Background: The incidence of gastroschisis has increased in the past decade. A differing clinical course between "complex" (those with atresias, perforation, or stenosis) and "simple" cases has prompted a review of risk assessment factors.
Methods: A retrospective chart review was conducted of 103 infants with gastroschisis over 5 years (1992 to 1997).

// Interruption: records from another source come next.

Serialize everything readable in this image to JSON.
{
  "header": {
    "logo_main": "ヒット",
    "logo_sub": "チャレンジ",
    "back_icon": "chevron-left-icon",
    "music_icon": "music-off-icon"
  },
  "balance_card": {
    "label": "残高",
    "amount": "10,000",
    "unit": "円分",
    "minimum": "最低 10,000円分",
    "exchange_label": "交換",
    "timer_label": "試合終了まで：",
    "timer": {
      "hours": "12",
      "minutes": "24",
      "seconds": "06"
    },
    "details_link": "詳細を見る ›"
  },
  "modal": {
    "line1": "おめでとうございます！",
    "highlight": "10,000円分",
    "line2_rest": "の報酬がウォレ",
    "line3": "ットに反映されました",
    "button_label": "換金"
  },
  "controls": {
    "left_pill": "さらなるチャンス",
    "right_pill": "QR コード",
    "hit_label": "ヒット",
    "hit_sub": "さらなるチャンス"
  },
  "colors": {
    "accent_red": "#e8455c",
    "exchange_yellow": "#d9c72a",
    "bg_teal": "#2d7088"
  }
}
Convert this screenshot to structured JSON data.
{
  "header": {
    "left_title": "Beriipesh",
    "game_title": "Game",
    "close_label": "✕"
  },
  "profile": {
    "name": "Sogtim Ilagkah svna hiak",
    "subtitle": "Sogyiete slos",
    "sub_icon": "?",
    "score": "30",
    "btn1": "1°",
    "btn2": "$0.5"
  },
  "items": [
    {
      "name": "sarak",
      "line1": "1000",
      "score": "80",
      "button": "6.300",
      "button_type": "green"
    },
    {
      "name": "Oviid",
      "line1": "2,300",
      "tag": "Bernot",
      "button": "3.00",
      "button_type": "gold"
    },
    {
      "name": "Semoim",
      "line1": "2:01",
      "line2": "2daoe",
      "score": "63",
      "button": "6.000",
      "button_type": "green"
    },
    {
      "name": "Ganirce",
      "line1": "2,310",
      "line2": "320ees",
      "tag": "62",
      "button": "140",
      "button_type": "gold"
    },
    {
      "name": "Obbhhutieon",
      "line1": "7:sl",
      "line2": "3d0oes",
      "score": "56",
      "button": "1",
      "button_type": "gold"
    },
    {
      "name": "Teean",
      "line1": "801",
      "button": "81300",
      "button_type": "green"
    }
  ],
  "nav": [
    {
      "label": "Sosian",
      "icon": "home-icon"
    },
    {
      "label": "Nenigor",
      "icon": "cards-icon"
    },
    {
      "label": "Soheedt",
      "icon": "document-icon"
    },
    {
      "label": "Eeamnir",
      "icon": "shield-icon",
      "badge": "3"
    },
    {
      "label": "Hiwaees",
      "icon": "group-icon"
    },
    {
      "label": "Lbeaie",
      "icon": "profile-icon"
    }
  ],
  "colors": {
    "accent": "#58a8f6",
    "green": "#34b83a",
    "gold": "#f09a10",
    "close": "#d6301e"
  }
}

Results: Of 103 infants, 52 were girls and 51 were boys. Seventy-one infants (69%) had a simple defect, and 32 (31%) were complex. The simple group had an average estimated gestational age of 37.5 weeks (range, 26 to 40), and a birth weight of 3.0 kg (range, 1.7 to 3.8). A total of 71% underwent primary repair, whereas 29% required a silo. Mechanical ventilation averaged 6.8 days (range, 1 to 19). Enteral feedings were initiated at 15 days (range, 3 to 27) with full enteral intake achieved by 22.4 days (range, 5 to 40). Three infants required home parenteral nutrition. The average length of stay (LOS) was 26.4 days (range, 10 to 57). Complications occurred in 26 infants (36%), including intravenous catheter sepsis (n = 15), pneumatosis (n = 2), pneumonia (n = 1), bowel obstruction (n = 7), wound infection (n = 5), and SVC thrombosis (n = 1). Survival rate was 100%. Thirty-two infants had complex defects; 27 patients had atresias, stenosis, or perforations; and 3 had volvulus. The average estimated gestational age was 34 weeks (range, 26 to 38), and birth weight was 2.0 kg (range, 0.9 to 4.0). Primary repair was performed in 65% and silo placement in 35%. Mechanical ventilation was required for 22.3 days (range, 2 to 14). Enteral feedings were initiated at 22.5 days (range, 6 to 56) with full feedings achieved at 50 days (range, 21 to 113). Fourteen infants required home total parenteral nutrition (TPN). The LOS was 85.4 days (range, 24 to 270). A total of 47 complications occurred in the complex group including catheter sepsis (n = 15), short bowel syndrome (n = 7), pneumatosis (n = 3), bowel obstruction (n = 4), pneumonia (n = 2), superior vena cava thrombosis (n = 1), enterocutaneous fistula (n = 1), and 9 deaths (28% mortality rate).
Conclusions: These data indicate gastroschisis can be divided into low-risk (simple) and high-risk (complex) categories. These 2 groups have significant differences in clinical behavior, postsurgical complications, LOS, and mortality rate (0 v 28%). Although the overall survival rate was 91% (94 of 103), parents, referring physicians, and insurers must be made aware of the impact of risk categorization on the estimated cost, LOS, and outcomes.